> **Extracted data**:
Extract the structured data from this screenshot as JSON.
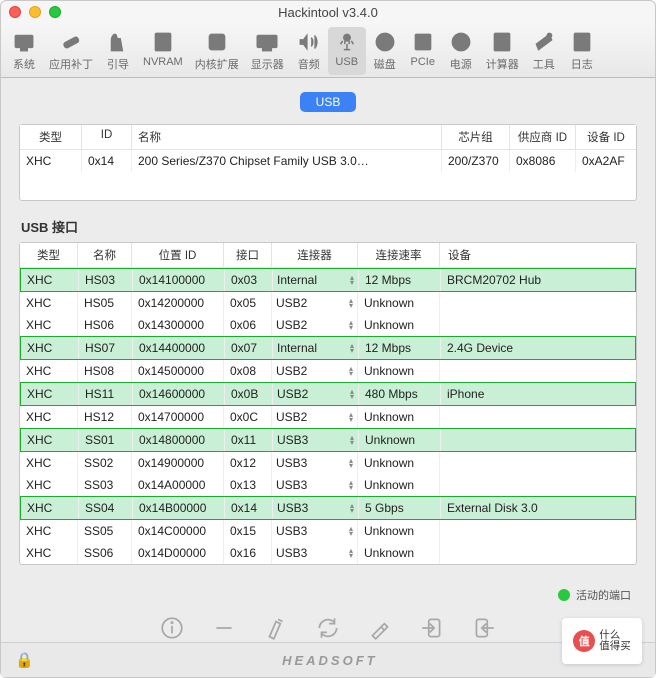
{
  "window": {
    "title": "Hackintool v3.4.0"
  },
  "toolbar": {
    "items": [
      {
        "label": "系统"
      },
      {
        "label": "应用补丁"
      },
      {
        "label": "引导"
      },
      {
        "label": "NVRAM"
      },
      {
        "label": "内核扩展"
      },
      {
        "label": "显示器"
      },
      {
        "label": "音频"
      },
      {
        "label": "USB"
      },
      {
        "label": "磁盘"
      },
      {
        "label": "PCIe"
      },
      {
        "label": "电源"
      },
      {
        "label": "计算器"
      },
      {
        "label": "工具"
      },
      {
        "label": "日志"
      }
    ],
    "active_index": 7
  },
  "pill": "USB",
  "controllers": {
    "headers": [
      "类型",
      "ID",
      "名称",
      "芯片组",
      "供应商 ID",
      "设备 ID"
    ],
    "rows": [
      {
        "type": "XHC",
        "id": "0x14",
        "name": "200 Series/Z370 Chipset Family USB 3.0…",
        "chipset": "200/Z370",
        "vendor": "0x8086",
        "device": "0xA2AF"
      }
    ]
  },
  "ports_title": "USB 接口",
  "ports": {
    "headers": [
      "类型",
      "名称",
      "位置 ID",
      "接口",
      "连接器",
      "连接速率",
      "设备"
    ],
    "rows": [
      {
        "type": "XHC",
        "name": "HS03",
        "loc": "0x14100000",
        "port": "0x03",
        "conn": "Internal",
        "speed": "12 Mbps",
        "dev": "BRCM20702 Hub",
        "hl": true
      },
      {
        "type": "XHC",
        "name": "HS05",
        "loc": "0x14200000",
        "port": "0x05",
        "conn": "USB2",
        "speed": "Unknown",
        "dev": ""
      },
      {
        "type": "XHC",
        "name": "HS06",
        "loc": "0x14300000",
        "port": "0x06",
        "conn": "USB2",
        "speed": "Unknown",
        "dev": ""
      },
      {
        "type": "XHC",
        "name": "HS07",
        "loc": "0x14400000",
        "port": "0x07",
        "conn": "Internal",
        "speed": "12 Mbps",
        "dev": "2.4G Device",
        "hl": true
      },
      {
        "type": "XHC",
        "name": "HS08",
        "loc": "0x14500000",
        "port": "0x08",
        "conn": "USB2",
        "speed": "Unknown",
        "dev": ""
      },
      {
        "type": "XHC",
        "name": "HS11",
        "loc": "0x14600000",
        "port": "0x0B",
        "conn": "USB2",
        "speed": "480 Mbps",
        "dev": "iPhone",
        "hl": true
      },
      {
        "type": "XHC",
        "name": "HS12",
        "loc": "0x14700000",
        "port": "0x0C",
        "conn": "USB2",
        "speed": "Unknown",
        "dev": ""
      },
      {
        "type": "XHC",
        "name": "SS01",
        "loc": "0x14800000",
        "port": "0x11",
        "conn": "USB3",
        "speed": "Unknown",
        "dev": "",
        "hl": true
      },
      {
        "type": "XHC",
        "name": "SS02",
        "loc": "0x14900000",
        "port": "0x12",
        "conn": "USB3",
        "speed": "Unknown",
        "dev": ""
      },
      {
        "type": "XHC",
        "name": "SS03",
        "loc": "0x14A00000",
        "port": "0x13",
        "conn": "USB3",
        "speed": "Unknown",
        "dev": ""
      },
      {
        "type": "XHC",
        "name": "SS04",
        "loc": "0x14B00000",
        "port": "0x14",
        "conn": "USB3",
        "speed": "5 Gbps",
        "dev": "External Disk 3.0",
        "hl": true
      },
      {
        "type": "XHC",
        "name": "SS05",
        "loc": "0x14C00000",
        "port": "0x15",
        "conn": "USB3",
        "speed": "Unknown",
        "dev": ""
      },
      {
        "type": "XHC",
        "name": "SS06",
        "loc": "0x14D00000",
        "port": "0x16",
        "conn": "USB3",
        "speed": "Unknown",
        "dev": ""
      }
    ]
  },
  "legend": "活动的端口",
  "brand": "HEADSOFT",
  "watermark": "值 什么值得买"
}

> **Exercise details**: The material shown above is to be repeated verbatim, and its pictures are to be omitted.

> **Exercise output**:
Extract the structured data from this screenshot as JSON.
{
  "window": {
    "title": "Hackintool v3.4.0"
  },
  "toolbar": {
    "items": [
      {
        "label": "系统"
      },
      {
        "label": "应用补丁"
      },
      {
        "label": "引导"
      },
      {
        "label": "NVRAM"
      },
      {
        "label": "内核扩展"
      },
      {
        "label": "显示器"
      },
      {
        "label": "音频"
      },
      {
        "label": "USB"
      },
      {
        "label": "磁盘"
      },
      {
        "label": "PCIe"
      },
      {
        "label": "电源"
      },
      {
        "label": "计算器"
      },
      {
        "label": "工具"
      },
      {
        "label": "日志"
      }
    ],
    "active_index": 7
  },
  "pill": "USB",
  "controllers": {
    "headers": [
      "类型",
      "ID",
      "名称",
      "芯片组",
      "供应商 ID",
      "设备 ID"
    ],
    "rows": [
      {
        "type": "XHC",
        "id": "0x14",
        "name": "200 Series/Z370 Chipset Family USB 3.0…",
        "chipset": "200/Z370",
        "vendor": "0x8086",
        "device": "0xA2AF"
      }
    ]
  },
  "ports_title": "USB 接口",
  "ports": {
    "headers": [
      "类型",
      "名称",
      "位置 ID",
      "接口",
      "连接器",
      "连接速率",
      "设备"
    ],
    "rows": [
      {
        "type": "XHC",
        "name": "HS03",
        "loc": "0x14100000",
        "port": "0x03",
        "conn": "Internal",
        "speed": "12 Mbps",
        "dev": "BRCM20702 Hub",
        "hl": true
      },
      {
        "type": "XHC",
        "name": "HS05",
        "loc": "0x14200000",
        "port": "0x05",
        "conn": "USB2",
        "speed": "Unknown",
        "dev": ""
      },
      {
        "type": "XHC",
        "name": "HS06",
        "loc": "0x14300000",
        "port": "0x06",
        "conn": "USB2",
        "speed": "Unknown",
        "dev": ""
      },
      {
        "type": "XHC",
        "name": "HS07",
        "loc": "0x14400000",
        "port": "0x07",
        "conn": "Internal",
        "speed": "12 Mbps",
        "dev": "2.4G Device",
        "hl": true
      },
      {
        "type": "XHC",
        "name": "HS08",
        "loc": "0x14500000",
        "port": "0x08",
        "conn": "USB2",
        "speed": "Unknown",
        "dev": ""
      },
      {
        "type": "XHC",
        "name": "HS11",
        "loc": "0x14600000",
        "port": "0x0B",
        "conn": "USB2",
        "speed": "480 Mbps",
        "dev": "iPhone",
        "hl": true
      },
      {
        "type": "XHC",
        "name": "HS12",
        "loc": "0x14700000",
        "port": "0x0C",
        "conn": "USB2",
        "speed": "Unknown",
        "dev": ""
      },
      {
        "type": "XHC",
        "name": "SS01",
        "loc": "0x14800000",
        "port": "0x11",
        "conn": "USB3",
        "speed": "Unknown",
        "dev": "",
        "hl": true
      },
      {
        "type": "XHC",
        "name": "SS02",
        "loc": "0x14900000",
        "port": "0x12",
        "conn": "USB3",
        "speed": "Unknown",
        "dev": ""
      },
      {
        "type": "XHC",
        "name": "SS03",
        "loc": "0x14A00000",
        "port": "0x13",
        "conn": "USB3",
        "speed": "Unknown",
        "dev": ""
      },
      {
        "type": "XHC",
        "name": "SS04",
        "loc": "0x14B00000",
        "port": "0x14",
        "conn": "USB3",
        "speed": "5 Gbps",
        "dev": "External Disk 3.0",
        "hl": true
      },
      {
        "type": "XHC",
        "name": "SS05",
        "loc": "0x14C00000",
        "port": "0x15",
        "conn": "USB3",
        "speed": "Unknown",
        "dev": ""
      },
      {
        "type": "XHC",
        "name": "SS06",
        "loc": "0x14D00000",
        "port": "0x16",
        "conn": "USB3",
        "speed": "Unknown",
        "dev": ""
      }
    ]
  },
  "legend": "活动的端口",
  "brand": "HEADSOFT",
  "watermark": "值 什么值得买"
}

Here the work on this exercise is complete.